Young woman pointing at bright teeth.

Teeth play an integral role in both your everyday life and your health. Beyond their basic functions of aiding with eating and speaking, teeth have an impact on our nutrition, self-esteem, and even social interactions. But even knowing this, teeth may seem, well, kind of boring.

We are here to challenge that thought with our list of interesting and sometimes surprising facts about your teeth!

Enamel is the Hardest Substance in Your Body

Tooth enamel is the outside surface of your tooth. It isn’t just tough; it’s the hardest substance in your entire body. This mineral-rich surface is primarily composed of hydroxyapatite, a crystalline calcium phosphate.

The hardness of enamel allows your teeth to endure the forces of chewing, which can average around 200 pounds of pressure!

Teeth Begin to Form Before Birth

Interestingly, the development of teeth starts long before a baby is born. By the time you were born, your primary (or baby) teeth were already formed in your jawbone, waiting to emerge. But most children will begin to see their first teeth erupt through the gums between six months and one year, marking a significant milestone in development.

Your Mouth Is Home to Both Good and Bad Bacteria

Over 700 different species of bacteria live in the mouth.

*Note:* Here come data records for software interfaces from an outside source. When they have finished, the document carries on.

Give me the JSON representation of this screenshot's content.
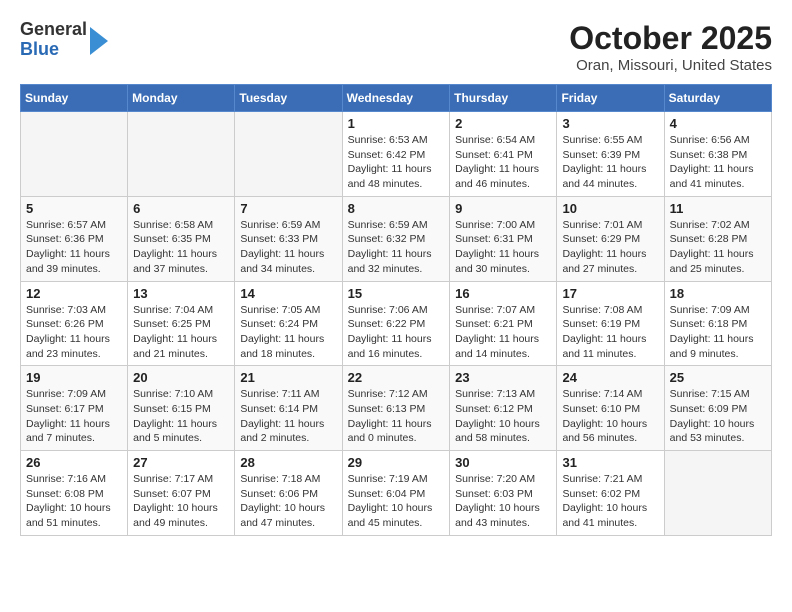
{
  "logo": {
    "general": "General",
    "blue": "Blue"
  },
  "title": "October 2025",
  "subtitle": "Oran, Missouri, United States",
  "days_of_week": [
    "Sunday",
    "Monday",
    "Tuesday",
    "Wednesday",
    "Thursday",
    "Friday",
    "Saturday"
  ],
  "weeks": [
    [
      {
        "day": "",
        "info": ""
      },
      {
        "day": "",
        "info": ""
      },
      {
        "day": "",
        "info": ""
      },
      {
        "day": "1",
        "info": "Sunrise: 6:53 AM\nSunset: 6:42 PM\nDaylight: 11 hours and 48 minutes."
      },
      {
        "day": "2",
        "info": "Sunrise: 6:54 AM\nSunset: 6:41 PM\nDaylight: 11 hours and 46 minutes."
      },
      {
        "day": "3",
        "info": "Sunrise: 6:55 AM\nSunset: 6:39 PM\nDaylight: 11 hours and 44 minutes."
      },
      {
        "day": "4",
        "info": "Sunrise: 6:56 AM\nSunset: 6:38 PM\nDaylight: 11 hours and 41 minutes."
      }
    ],
    [
      {
        "day": "5",
        "info": "Sunrise: 6:57 AM\nSunset: 6:36 PM\nDaylight: 11 hours and 39 minutes."
      },
      {
        "day": "6",
        "info": "Sunrise: 6:58 AM\nSunset: 6:35 PM\nDaylight: 11 hours and 37 minutes."
      },
      {
        "day": "7",
        "info": "Sunrise: 6:59 AM\nSunset: 6:33 PM\nDaylight: 11 hours and 34 minutes."
      },
      {
        "day": "8",
        "info": "Sunrise: 6:59 AM\nSunset: 6:32 PM\nDaylight: 11 hours and 32 minutes."
      },
      {
        "day": "9",
        "info": "Sunrise: 7:00 AM\nSunset: 6:31 PM\nDaylight: 11 hours and 30 minutes."
      },
      {
        "day": "10",
        "info": "Sunrise: 7:01 AM\nSunset: 6:29 PM\nDaylight: 11 hours and 27 minutes."
      },
      {
        "day": "11",
        "info": "Sunrise: 7:02 AM\nSunset: 6:28 PM\nDaylight: 11 hours and 25 minutes."
      }
    ],
    [
      {
        "day": "12",
        "info": "Sunrise: 7:03 AM\nSunset: 6:26 PM\nDaylight: 11 hours and 23 minutes."
      },
      {
        "day": "13",
        "info": "Sunrise: 7:04 AM\nSunset: 6:25 PM\nDaylight: 11 hours and 21 minutes."
      },
      {
        "day": "14",
        "info": "Sunrise: 7:05 AM\nSunset: 6:24 PM\nDaylight: 11 hours and 18 minutes."
      },
      {
        "day": "15",
        "info": "Sunrise: 7:06 AM\nSunset: 6:22 PM\nDaylight: 11 hours and 16 minutes."
      },
      {
        "day": "16",
        "info": "Sunrise: 7:07 AM\nSunset: 6:21 PM\nDaylight: 11 hours and 14 minutes."
      },
      {
        "day": "17",
        "info": "Sunrise: 7:08 AM\nSunset: 6:19 PM\nDaylight: 11 hours and 11 minutes."
      },
      {
        "day": "18",
        "info": "Sunrise: 7:09 AM\nSunset: 6:18 PM\nDaylight: 11 hours and 9 minutes."
      }
    ],
    [
      {
        "day": "19",
        "info": "Sunrise: 7:09 AM\nSunset: 6:17 PM\nDaylight: 11 hours and 7 minutes."
      },
      {
        "day": "20",
        "info": "Sunrise: 7:10 AM\nSunset: 6:15 PM\nDaylight: 11 hours and 5 minutes."
      },
      {
        "day": "21",
        "info": "Sunrise: 7:11 AM\nSunset: 6:14 PM\nDaylight: 11 hours and 2 minutes."
      },
      {
        "day": "22",
        "info": "Sunrise: 7:12 AM\nSunset: 6:13 PM\nDaylight: 11 hours and 0 minutes."
      },
      {
        "day": "23",
        "info": "Sunrise: 7:13 AM\nSunset: 6:12 PM\nDaylight: 10 hours and 58 minutes."
      },
      {
        "day": "24",
        "info": "Sunrise: 7:14 AM\nSunset: 6:10 PM\nDaylight: 10 hours and 56 minutes."
      },
      {
        "day": "25",
        "info": "Sunrise: 7:15 AM\nSunset: 6:09 PM\nDaylight: 10 hours and 53 minutes."
      }
    ],
    [
      {
        "day": "26",
        "info": "Sunrise: 7:16 AM\nSunset: 6:08 PM\nDaylight: 10 hours and 51 minutes."
      },
      {
        "day": "27",
        "info": "Sunrise: 7:17 AM\nSunset: 6:07 PM\nDaylight: 10 hours and 49 minutes."
      },
      {
        "day": "28",
        "info": "Sunrise: 7:18 AM\nSunset: 6:06 PM\nDaylight: 10 hours and 47 minutes."
      },
      {
        "day": "29",
        "info": "Sunrise: 7:19 AM\nSunset: 6:04 PM\nDaylight: 10 hours and 45 minutes."
      },
      {
        "day": "30",
        "info": "Sunrise: 7:20 AM\nSunset: 6:03 PM\nDaylight: 10 hours and 43 minutes."
      },
      {
        "day": "31",
        "info": "Sunrise: 7:21 AM\nSunset: 6:02 PM\nDaylight: 10 hours and 41 minutes."
      },
      {
        "day": "",
        "info": ""
      }
    ]
  ]
}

In fact, this is the second-largest microbiota in the body (the gut is the first). While some bacteria are beneficial, others can be harmful and can contribute to tooth decay and gum disease. Regular brushing and flossing help to manage these bacterial populations and protect your oral health.

Toothbrushes Have Been Around a Long Time

Speaking of brushing, people have been practicing oral hygiene for thousands of years…but not the way you think. The first toothbrushes are thought to have been used around 3500-3000 B.C. by the Babylonians and Egyptians. These were crude compared with modern nylon-bristled toothbrushes, which were only invented in 1938.

Saliva is Super Important

Saliva does more than just keep your mouth wet; it has a role to play in your dental health. Saliva is like a natural bath for your mouth, helping to wash away food particles, neutralize harmful acids produced by bacteria, and provide disease-fighting substances throughout the mouth. It also contains minerals that help reinforce enamel and repair early tooth decay.

Not Everyone Has Wisdom Teeth

An interesting evolutionary fact about humans and their teeth is that not everyone develops wisdom teeth. In fact, thanks to evolutionary changes, some people lack one or more of these third molars, or they never emerge. Scientists believe that changes in human diet and jaw size over thousands of years have made these teeth, which once played a role in grinding plant tissue, obsolete.

The Lifespan of a Taste Bud is Shockingly Short

Taste buds have a lifespan of only 10 to 14 days. Interestingly, not all parts of the tongue can sense every taste, as was once thought. Different regions of the tongue are more sensitive to specific tastes, though all areas can generally sense them. Our ability to taste deteriorates as we age, which is why some foods may taste stronger to children than adults.

Your Teeth Are Completely Unique

Did you know your teeth are as unique as your fingerprints? No two people have the same size, shape, and arrangement of teeth. The distinctive patterns of ridges and grooves in each person’s teeth can be as telling as DNA when it comes to forensic evidence.

Largest Tooth in the World

The largest teeth in the world belong to the sperm whale. The teeth in the lower jaw of this massive creature can measure up to 8 inches long and weigh over 2 lbs. each. As for the animal with the most teeth? Believe it or not, that would be snails, with over 20,000 tiny teeth in some species!

Baby Teeth Are More Important Than You Think

Baby teeth might seem temporary and less important, but they hold significant value in a child’s development. While they help children speak clearly and chew food, they also maintain the space in the gums necessary for the proper alignment of adult teeth.

Oral Health Impacts Your Overall Health

Research has increasingly shown that there is a link between oral health and general health. For example, gum disease is correlated with a host of health issues outside of the mouth, including heart disease, strokes, diabetes, and even respiratory problems. Maintaining oral hygiene isn’t just about keeping your smile bright; it’s about keeping your whole body healthy.

We are here to help keep your teeth healthy and strong. If you’re due for a check-up or have any questions about your tooth and gum health, reach out today. And be sure to ask for more fun facts about teeth at your next appointment!